On the federal stimulus: "You know, if you look back in the 1930s, the money went to infrastructure. The bridges, the municipal buildings, the roads, those were all built with stimulus money spent on infrastructure. This stimulus bill has fundamentally gone, started out with a $500 rebate check, remember. That went to buy flat-screen TVs made in China. That didn't exactly help our economy. Then all of this other stimulus money that's been given out to governments, they're using it for operating rather than investment. And the monies that are going to, to the private sector, they're doing the pet projects for companies that happen to have some influence throughout this country. And the argument is, 'Well, these people would get laid off if we didn't do that,' but nobody's directing this money at the people who've already been laid off."

On immigration: Building upon his belief that the illegal immigrants already in the U.S. should not be deported, he made a point about visas for skilled immigrant, "Canada sets aside 36 percent of their visas for people with skills they think their country needs. We set aside 6 percent. We educate the doctors and then don't give them a green card."

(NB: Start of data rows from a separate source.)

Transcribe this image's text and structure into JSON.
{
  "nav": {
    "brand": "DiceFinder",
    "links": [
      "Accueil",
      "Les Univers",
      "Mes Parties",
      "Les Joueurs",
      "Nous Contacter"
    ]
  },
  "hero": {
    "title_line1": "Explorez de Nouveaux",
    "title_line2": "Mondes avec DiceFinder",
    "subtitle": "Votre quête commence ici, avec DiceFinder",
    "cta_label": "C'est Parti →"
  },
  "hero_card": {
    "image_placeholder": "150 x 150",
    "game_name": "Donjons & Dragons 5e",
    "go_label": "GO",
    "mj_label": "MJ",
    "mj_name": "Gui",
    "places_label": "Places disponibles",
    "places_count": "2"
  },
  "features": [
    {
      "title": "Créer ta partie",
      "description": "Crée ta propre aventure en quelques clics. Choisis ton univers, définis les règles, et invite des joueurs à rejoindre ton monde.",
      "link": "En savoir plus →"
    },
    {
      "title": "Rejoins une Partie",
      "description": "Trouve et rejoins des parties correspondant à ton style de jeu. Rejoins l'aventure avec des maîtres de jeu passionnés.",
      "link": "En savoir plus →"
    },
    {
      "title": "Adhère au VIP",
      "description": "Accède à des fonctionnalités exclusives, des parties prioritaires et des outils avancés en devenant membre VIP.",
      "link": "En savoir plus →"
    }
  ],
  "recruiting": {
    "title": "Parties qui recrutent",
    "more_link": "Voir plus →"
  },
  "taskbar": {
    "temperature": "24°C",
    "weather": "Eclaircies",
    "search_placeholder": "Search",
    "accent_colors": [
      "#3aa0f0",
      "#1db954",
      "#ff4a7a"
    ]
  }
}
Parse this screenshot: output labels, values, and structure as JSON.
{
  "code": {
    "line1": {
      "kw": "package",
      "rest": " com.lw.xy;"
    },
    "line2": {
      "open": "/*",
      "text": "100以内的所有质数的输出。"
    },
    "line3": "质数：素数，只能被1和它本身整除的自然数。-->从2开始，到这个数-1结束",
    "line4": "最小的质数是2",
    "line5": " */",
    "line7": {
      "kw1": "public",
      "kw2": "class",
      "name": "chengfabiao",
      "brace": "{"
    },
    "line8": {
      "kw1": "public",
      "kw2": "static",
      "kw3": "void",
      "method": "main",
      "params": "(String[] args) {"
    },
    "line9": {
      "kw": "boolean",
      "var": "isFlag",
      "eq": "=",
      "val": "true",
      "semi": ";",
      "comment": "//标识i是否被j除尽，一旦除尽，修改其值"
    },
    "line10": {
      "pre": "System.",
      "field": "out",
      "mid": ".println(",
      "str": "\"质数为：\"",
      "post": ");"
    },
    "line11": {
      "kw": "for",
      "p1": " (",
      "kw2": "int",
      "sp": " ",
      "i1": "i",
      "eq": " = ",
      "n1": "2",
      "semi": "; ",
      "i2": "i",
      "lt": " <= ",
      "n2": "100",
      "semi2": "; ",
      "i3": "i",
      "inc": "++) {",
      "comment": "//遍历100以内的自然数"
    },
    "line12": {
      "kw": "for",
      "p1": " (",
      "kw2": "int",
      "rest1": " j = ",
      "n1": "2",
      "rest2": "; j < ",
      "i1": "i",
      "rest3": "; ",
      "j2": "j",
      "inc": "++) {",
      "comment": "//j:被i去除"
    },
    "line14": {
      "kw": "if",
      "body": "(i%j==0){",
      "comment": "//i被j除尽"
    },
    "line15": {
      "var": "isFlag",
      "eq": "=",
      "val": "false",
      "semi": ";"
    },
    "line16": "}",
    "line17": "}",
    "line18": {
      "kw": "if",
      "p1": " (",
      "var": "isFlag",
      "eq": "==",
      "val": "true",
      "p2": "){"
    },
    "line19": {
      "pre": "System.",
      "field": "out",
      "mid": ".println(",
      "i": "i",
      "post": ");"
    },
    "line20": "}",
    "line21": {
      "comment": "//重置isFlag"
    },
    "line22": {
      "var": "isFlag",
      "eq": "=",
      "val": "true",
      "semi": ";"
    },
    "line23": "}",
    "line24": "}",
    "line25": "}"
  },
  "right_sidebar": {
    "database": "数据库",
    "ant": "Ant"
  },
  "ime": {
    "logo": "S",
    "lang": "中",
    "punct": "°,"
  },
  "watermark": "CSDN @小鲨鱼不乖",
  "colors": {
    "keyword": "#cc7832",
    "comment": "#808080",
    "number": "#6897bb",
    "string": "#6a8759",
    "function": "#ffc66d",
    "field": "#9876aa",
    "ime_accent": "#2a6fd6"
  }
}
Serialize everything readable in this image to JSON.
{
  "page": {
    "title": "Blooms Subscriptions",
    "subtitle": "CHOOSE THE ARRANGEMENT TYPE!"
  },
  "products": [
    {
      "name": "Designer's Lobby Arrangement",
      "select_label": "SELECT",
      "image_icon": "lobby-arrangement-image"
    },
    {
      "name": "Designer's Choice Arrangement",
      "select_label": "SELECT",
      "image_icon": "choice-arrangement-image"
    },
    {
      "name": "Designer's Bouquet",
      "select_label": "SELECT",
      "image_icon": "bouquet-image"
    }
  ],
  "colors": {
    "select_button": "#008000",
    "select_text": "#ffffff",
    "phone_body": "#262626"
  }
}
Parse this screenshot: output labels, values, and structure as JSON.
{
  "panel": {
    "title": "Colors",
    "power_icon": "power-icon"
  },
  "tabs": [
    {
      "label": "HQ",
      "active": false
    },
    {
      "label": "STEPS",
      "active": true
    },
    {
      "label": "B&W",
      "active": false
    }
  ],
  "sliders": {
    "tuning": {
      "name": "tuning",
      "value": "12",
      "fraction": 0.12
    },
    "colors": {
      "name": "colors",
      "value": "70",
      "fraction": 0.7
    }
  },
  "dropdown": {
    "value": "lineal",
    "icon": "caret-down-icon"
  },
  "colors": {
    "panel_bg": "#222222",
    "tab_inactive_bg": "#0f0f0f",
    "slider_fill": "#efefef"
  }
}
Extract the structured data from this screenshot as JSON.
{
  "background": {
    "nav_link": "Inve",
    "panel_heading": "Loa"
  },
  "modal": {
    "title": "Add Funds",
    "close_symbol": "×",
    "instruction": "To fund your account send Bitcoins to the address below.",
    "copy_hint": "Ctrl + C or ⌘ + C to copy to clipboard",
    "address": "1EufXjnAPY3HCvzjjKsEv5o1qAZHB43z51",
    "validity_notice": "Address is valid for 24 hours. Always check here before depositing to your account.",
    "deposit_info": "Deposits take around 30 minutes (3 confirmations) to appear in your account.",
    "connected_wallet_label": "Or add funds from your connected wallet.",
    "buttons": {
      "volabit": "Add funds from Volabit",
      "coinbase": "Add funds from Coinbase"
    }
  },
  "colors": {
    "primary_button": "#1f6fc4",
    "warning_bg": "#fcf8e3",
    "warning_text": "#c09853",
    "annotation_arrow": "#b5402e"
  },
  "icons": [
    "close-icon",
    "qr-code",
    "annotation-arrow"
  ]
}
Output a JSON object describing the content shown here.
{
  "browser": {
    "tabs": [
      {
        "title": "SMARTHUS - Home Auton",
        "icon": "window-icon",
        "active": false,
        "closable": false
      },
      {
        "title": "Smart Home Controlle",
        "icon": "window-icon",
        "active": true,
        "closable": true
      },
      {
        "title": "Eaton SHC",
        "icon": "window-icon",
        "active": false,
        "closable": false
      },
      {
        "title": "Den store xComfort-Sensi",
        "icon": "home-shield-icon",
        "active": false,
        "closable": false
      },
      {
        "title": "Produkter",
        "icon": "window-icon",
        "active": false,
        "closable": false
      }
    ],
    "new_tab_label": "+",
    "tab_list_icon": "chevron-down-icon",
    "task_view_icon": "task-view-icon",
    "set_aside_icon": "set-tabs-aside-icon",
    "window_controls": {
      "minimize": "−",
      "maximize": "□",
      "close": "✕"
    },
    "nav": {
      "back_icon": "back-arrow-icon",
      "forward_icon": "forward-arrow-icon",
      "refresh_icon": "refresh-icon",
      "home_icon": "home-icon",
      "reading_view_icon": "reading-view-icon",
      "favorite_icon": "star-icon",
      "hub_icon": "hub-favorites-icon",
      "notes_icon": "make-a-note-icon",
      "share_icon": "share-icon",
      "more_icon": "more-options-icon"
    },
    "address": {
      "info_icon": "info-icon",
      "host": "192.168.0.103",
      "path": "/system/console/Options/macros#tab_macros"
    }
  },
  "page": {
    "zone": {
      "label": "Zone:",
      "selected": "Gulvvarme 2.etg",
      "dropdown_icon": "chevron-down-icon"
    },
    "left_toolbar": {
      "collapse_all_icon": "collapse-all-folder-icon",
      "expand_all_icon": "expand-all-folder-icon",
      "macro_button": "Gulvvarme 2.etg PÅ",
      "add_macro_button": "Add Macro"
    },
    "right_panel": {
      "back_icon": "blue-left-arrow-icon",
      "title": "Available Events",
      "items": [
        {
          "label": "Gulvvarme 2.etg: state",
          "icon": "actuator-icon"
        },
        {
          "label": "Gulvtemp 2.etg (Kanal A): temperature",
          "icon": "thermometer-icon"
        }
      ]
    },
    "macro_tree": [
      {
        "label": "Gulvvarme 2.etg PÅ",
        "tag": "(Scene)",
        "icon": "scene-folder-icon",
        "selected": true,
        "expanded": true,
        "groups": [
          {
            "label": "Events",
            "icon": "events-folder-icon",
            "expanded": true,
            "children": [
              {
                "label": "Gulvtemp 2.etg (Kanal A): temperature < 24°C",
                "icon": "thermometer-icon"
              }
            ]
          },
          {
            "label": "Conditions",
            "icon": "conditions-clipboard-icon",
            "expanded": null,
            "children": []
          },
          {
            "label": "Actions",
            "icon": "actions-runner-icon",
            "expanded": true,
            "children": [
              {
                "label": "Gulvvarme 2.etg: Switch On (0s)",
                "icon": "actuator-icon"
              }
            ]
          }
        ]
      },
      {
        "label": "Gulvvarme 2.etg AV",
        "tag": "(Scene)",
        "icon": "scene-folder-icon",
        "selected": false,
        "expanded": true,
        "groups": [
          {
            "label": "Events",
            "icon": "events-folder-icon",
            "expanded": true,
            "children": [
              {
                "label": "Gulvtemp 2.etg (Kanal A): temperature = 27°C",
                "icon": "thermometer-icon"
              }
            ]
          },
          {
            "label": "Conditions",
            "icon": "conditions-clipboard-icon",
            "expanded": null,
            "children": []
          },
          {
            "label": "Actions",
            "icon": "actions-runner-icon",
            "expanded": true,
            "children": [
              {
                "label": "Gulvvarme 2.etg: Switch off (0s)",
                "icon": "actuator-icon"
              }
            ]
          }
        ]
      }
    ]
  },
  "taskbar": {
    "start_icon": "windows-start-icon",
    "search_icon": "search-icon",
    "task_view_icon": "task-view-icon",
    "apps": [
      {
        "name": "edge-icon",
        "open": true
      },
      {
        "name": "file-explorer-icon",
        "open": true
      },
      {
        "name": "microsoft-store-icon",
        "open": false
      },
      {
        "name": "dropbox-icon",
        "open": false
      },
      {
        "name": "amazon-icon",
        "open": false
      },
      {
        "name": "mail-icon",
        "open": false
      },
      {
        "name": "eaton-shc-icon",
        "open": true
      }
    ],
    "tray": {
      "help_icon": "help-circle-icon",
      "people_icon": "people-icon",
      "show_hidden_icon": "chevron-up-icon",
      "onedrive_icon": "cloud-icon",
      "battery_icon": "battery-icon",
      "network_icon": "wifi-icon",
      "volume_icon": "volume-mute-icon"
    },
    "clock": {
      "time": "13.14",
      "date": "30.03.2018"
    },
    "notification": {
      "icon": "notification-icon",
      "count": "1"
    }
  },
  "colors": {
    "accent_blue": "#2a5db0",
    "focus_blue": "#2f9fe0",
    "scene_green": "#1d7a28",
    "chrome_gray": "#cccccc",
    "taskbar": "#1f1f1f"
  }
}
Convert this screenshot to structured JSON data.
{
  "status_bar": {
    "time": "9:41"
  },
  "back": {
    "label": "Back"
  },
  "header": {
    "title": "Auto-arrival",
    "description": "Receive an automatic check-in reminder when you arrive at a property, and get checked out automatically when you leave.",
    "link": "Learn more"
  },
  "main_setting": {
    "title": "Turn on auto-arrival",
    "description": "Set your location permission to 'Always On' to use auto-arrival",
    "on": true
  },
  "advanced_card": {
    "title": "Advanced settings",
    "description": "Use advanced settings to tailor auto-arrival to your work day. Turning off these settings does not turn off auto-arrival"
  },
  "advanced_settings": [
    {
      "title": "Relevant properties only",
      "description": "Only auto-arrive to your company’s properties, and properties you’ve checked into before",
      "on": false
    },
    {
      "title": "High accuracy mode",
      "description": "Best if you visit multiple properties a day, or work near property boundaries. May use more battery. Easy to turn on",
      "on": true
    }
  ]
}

On Rep. Charles Rangel's ethics issue: "Well, it's very sad. It's not good for New York. He was one of our representatives and was going to be a powerful one who could really deliver for New York. I'll let Congress worry about whether he did the things that he is alleged to have done. But the whole thing is, I think, symptomatic of we don't have the kind of disclosure, Congress doesn't have the kind of self-policing and openness and visibility that this country deserves."